  • Touch my paper body! | Rabisco Pop

    When you print out your paper doll body, you have a few options. You can use a variety of colored cardstock, print out the desired templates on magnet sheets , or even use printer sticker sheets . Color in your doll body and make facial and other features using crayon, markers, or whatever method you prefer. You can use yarn or embroidery floss for hair or even make wigs using felt scraps. Another idea is to make paper dolls that look like you and your friends by using photos. If you use cardstock or regular paper, you might want to glue your paper doll onto a lightweight cardboard base to make it sturdier. To protect your finished dolls, you can it or cover it with clear contact paper.
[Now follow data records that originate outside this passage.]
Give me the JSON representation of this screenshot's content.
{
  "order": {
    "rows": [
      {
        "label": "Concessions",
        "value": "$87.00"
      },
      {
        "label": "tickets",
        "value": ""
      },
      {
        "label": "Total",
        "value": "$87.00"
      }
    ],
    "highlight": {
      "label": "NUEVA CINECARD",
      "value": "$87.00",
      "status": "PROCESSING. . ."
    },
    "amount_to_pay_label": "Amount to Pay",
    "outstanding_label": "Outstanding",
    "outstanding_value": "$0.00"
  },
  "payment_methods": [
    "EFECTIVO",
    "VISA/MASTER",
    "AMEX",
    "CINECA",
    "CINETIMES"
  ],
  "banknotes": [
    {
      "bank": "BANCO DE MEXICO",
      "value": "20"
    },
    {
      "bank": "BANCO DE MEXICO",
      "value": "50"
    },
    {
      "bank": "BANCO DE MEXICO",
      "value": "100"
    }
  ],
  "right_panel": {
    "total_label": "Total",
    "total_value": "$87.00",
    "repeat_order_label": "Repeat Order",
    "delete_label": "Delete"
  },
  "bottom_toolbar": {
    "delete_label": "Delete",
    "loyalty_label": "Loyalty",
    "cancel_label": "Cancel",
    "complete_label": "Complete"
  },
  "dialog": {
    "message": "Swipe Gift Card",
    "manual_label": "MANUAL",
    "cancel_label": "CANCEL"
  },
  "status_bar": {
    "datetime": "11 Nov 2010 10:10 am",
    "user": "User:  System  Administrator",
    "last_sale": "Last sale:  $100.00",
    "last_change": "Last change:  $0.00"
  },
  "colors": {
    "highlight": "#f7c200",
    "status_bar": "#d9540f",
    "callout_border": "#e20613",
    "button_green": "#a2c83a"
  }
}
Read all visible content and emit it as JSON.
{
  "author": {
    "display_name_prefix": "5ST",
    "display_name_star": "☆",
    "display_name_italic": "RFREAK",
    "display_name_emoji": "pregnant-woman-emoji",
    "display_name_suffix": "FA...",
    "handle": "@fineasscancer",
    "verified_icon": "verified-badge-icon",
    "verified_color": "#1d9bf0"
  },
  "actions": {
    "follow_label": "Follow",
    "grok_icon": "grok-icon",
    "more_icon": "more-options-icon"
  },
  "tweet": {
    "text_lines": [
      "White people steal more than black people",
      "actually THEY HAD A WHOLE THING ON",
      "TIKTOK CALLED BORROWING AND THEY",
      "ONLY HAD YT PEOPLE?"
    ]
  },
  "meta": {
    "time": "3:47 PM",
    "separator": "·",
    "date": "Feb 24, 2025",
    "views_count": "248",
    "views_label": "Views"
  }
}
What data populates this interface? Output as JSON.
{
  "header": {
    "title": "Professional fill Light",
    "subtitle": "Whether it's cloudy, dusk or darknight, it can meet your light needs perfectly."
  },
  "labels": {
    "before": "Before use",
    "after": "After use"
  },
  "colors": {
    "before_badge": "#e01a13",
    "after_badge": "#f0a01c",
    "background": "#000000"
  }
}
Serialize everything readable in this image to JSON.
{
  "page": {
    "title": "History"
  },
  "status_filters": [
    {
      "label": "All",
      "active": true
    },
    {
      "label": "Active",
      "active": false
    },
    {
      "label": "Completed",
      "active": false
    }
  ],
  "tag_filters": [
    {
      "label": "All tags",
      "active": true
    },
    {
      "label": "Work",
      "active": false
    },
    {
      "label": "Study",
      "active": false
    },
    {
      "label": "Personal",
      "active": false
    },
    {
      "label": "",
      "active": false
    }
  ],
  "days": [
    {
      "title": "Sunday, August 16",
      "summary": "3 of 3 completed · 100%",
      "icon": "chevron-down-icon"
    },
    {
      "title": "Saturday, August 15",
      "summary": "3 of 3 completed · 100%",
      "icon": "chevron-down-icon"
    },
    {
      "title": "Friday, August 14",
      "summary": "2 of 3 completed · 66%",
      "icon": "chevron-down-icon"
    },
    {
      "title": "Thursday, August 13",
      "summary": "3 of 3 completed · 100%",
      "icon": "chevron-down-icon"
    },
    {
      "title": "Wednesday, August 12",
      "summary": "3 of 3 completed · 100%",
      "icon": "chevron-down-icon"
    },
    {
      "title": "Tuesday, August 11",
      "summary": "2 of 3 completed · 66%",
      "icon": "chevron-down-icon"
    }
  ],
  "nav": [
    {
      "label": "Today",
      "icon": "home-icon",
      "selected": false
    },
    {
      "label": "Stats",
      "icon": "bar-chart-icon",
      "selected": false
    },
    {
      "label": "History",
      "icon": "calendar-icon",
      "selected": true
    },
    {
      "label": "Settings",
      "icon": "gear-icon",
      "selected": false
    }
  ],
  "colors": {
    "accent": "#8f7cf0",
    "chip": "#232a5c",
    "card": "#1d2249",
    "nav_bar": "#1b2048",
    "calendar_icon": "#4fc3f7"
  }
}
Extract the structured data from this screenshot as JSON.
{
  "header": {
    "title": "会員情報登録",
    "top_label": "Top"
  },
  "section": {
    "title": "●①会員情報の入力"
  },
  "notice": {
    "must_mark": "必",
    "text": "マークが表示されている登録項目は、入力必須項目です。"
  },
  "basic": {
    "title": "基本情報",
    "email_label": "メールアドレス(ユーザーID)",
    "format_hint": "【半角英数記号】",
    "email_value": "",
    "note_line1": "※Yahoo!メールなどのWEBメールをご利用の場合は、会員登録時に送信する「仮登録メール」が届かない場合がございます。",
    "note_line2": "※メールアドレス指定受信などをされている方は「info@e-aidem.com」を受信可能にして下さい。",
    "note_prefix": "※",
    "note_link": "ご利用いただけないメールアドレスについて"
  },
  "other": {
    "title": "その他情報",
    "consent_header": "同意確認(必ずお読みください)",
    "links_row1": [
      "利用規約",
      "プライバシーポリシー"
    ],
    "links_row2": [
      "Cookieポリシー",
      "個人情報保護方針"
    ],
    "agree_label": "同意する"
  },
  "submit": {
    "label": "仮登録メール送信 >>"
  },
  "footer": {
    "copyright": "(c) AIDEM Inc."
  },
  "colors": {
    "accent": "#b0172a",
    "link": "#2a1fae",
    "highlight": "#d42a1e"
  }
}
    Paper Bodies gathers together important and representative selections from the poetry, fiction, prefaces, and letters of Margaret Cavendish. The book also sets the work in context by printing extracts from Francis Bacon, Mary Evelyn, and Aphra Behn. Cavendish scholars will be very pleased by the appearance of this highly useful collection.” — James Fitzmaurice, Northern Arizona University